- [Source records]
BEGIN

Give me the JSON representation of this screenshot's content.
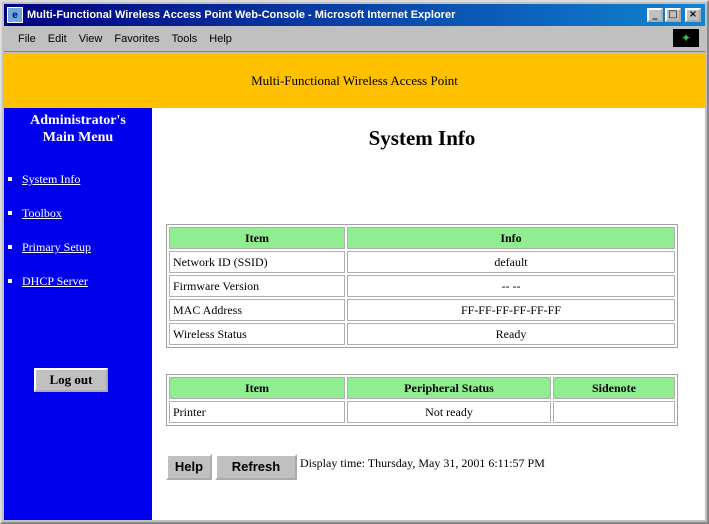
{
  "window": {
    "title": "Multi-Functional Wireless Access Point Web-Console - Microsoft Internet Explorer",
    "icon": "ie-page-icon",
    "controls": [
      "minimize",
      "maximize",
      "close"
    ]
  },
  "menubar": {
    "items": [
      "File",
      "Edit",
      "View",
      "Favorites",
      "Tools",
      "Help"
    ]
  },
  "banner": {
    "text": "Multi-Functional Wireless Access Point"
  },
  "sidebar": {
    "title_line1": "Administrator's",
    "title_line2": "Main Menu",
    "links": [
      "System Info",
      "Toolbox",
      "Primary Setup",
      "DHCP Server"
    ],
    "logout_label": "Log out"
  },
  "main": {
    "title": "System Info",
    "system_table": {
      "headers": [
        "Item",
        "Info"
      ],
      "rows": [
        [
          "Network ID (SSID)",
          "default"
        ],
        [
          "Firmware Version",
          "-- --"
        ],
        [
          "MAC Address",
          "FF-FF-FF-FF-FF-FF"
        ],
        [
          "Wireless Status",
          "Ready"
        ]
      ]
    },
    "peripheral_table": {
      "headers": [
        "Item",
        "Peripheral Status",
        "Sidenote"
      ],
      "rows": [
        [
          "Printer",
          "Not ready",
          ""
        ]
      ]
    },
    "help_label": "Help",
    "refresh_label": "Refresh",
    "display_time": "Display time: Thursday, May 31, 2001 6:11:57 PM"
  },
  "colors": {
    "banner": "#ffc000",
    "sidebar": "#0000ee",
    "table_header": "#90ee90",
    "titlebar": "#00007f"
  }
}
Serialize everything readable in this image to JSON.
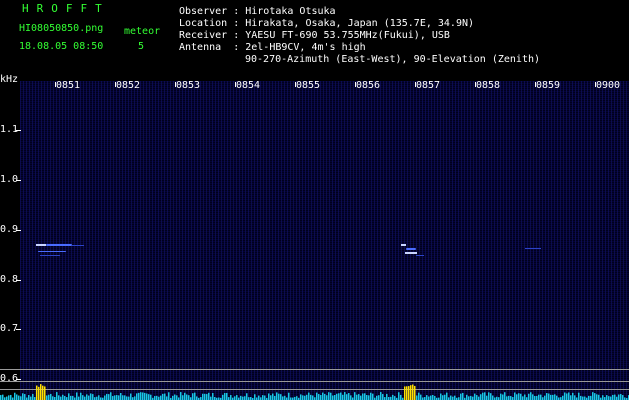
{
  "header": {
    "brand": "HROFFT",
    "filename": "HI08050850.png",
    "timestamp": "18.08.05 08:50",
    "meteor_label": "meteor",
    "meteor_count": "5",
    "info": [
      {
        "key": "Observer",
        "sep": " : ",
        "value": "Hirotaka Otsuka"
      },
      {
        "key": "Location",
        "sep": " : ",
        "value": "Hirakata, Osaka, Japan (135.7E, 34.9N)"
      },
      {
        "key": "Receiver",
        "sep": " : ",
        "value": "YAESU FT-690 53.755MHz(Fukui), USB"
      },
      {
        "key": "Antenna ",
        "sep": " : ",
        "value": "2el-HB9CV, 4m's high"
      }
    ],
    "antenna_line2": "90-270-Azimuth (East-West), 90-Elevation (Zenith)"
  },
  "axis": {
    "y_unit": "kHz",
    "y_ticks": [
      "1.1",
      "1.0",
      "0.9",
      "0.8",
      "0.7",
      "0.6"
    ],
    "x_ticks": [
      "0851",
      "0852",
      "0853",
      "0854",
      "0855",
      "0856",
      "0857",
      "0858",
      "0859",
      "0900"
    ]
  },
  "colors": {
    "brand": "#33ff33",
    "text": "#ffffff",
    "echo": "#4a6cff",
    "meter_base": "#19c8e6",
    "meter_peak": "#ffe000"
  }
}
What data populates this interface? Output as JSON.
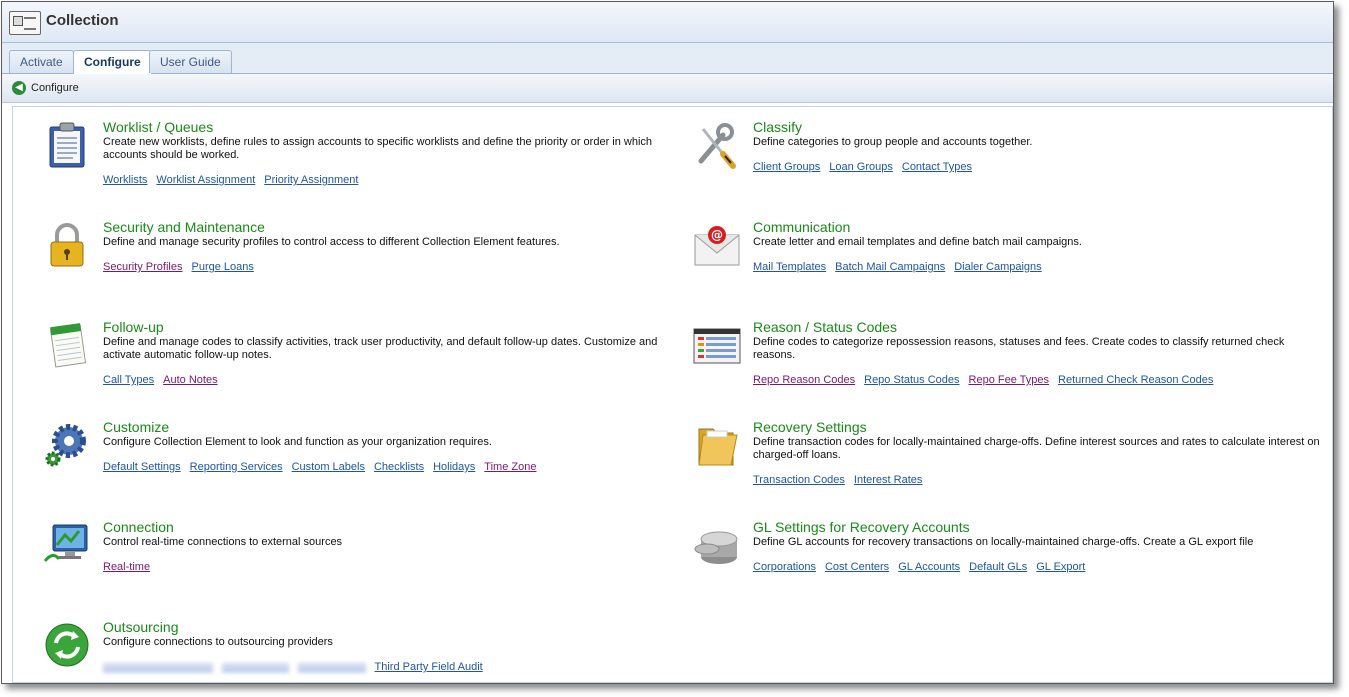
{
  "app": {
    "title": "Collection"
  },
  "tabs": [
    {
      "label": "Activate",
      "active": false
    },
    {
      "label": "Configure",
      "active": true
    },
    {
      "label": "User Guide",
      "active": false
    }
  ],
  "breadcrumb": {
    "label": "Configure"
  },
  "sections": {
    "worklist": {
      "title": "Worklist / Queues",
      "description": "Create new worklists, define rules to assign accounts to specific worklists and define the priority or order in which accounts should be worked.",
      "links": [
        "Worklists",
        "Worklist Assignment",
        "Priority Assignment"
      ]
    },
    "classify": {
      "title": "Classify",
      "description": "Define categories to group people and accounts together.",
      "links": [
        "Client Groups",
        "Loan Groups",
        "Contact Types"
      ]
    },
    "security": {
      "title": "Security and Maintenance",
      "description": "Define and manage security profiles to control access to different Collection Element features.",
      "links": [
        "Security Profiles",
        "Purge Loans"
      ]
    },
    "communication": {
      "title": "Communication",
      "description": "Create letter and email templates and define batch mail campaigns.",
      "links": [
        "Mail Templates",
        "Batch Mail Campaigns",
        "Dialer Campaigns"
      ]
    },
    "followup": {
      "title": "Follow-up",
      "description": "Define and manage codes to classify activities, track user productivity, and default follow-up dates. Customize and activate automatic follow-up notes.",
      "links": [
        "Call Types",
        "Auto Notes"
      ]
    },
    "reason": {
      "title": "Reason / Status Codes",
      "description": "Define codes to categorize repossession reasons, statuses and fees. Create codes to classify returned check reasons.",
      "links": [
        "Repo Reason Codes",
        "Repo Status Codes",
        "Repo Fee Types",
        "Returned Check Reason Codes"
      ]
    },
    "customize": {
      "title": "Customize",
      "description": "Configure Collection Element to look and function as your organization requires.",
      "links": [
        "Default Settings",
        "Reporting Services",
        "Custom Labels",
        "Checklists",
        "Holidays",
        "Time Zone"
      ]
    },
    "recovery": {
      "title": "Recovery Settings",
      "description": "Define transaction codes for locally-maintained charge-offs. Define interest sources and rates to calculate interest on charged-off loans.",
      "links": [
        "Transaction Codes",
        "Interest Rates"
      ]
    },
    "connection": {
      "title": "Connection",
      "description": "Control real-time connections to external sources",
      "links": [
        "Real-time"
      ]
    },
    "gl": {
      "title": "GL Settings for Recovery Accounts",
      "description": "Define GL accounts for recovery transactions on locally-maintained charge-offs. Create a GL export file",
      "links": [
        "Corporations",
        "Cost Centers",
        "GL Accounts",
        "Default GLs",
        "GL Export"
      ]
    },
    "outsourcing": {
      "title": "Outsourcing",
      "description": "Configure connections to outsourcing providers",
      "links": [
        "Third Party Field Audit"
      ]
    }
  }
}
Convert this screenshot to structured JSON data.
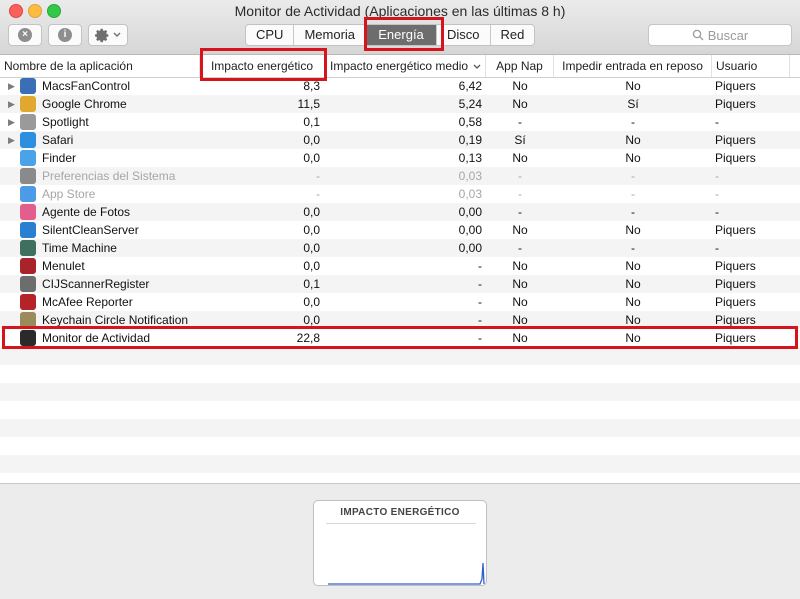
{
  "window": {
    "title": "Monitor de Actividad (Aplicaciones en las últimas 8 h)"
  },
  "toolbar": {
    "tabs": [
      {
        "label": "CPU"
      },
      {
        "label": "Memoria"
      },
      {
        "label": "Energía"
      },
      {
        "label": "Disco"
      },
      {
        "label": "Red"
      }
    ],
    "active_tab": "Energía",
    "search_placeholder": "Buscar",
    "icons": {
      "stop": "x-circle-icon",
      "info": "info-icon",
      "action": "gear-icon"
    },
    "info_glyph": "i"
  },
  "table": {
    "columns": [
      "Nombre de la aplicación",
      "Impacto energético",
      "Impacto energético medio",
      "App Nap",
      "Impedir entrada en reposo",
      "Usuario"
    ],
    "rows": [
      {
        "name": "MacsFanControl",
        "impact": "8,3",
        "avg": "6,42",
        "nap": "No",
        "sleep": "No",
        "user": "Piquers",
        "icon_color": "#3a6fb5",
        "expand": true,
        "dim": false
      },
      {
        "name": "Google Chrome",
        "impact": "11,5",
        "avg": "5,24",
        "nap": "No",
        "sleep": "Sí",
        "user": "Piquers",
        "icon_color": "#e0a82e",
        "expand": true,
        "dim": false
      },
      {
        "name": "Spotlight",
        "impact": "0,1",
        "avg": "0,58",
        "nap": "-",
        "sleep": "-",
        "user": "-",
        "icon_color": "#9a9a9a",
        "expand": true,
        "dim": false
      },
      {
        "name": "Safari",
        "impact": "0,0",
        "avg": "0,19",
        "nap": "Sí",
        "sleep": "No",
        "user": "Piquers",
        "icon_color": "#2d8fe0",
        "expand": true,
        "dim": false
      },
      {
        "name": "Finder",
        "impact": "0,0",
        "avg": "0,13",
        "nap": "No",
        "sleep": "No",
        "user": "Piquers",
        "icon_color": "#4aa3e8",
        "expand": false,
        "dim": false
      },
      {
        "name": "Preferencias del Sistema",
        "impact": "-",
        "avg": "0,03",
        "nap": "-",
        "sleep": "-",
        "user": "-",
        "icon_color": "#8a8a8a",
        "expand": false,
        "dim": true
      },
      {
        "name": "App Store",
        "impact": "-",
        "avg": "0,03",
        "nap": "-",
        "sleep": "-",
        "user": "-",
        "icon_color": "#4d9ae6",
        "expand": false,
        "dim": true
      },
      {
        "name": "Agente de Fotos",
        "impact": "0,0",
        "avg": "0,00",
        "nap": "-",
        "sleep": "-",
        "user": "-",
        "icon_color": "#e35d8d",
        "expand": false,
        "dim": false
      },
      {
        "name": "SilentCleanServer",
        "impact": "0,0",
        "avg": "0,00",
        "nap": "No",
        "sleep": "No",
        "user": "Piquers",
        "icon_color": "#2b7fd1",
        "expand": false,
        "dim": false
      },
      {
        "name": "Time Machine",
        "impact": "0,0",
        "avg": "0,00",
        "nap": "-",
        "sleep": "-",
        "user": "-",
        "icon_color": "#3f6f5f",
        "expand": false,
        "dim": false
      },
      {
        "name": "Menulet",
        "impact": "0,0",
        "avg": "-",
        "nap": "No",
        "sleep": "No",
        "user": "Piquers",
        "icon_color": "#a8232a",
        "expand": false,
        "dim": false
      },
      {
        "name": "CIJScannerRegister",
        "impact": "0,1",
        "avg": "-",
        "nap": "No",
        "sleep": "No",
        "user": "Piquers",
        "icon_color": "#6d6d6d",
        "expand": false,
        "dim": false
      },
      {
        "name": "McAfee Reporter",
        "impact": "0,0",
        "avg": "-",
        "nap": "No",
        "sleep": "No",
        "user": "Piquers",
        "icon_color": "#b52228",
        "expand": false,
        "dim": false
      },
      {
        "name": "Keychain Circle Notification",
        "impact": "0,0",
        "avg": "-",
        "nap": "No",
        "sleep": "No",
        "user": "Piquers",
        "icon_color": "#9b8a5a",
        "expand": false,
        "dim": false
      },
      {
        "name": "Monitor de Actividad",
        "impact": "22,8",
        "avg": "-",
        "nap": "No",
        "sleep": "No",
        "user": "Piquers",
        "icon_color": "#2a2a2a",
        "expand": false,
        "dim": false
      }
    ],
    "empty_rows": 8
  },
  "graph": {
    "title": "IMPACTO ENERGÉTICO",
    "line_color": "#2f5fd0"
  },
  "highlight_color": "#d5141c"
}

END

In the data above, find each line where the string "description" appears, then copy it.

- [Task answer]
      "description": "Create new worklists, define rules to assign accounts to specific worklists and define the priority or order in which accounts should be worked.",
      "description": "Define categories to group people and accounts together.",
      "description": "Define and manage security profiles to control access to different Collection Element features.",
      "description": "Create letter and email templates and define batch mail campaigns.",
      "description": "Define and manage codes to classify activities, track user productivity, and default follow-up dates. Customize and activate automatic follow-up notes.",
      "description": "Define codes to categorize repossession reasons, statuses and fees. Create codes to classify returned check reasons.",
      "description": "Configure Collection Element to look and function as your organization requires.",
      "description": "Define transaction codes for locally-maintained charge-offs. Define interest sources and rates to calculate interest on charged-off loans.",
      "description": "Control real-time connections to external sources",
      "description": "Define GL accounts for recovery transactions on locally-maintained charge-offs. Create a GL export file",
      "description": "Configure connections to outsourcing providers",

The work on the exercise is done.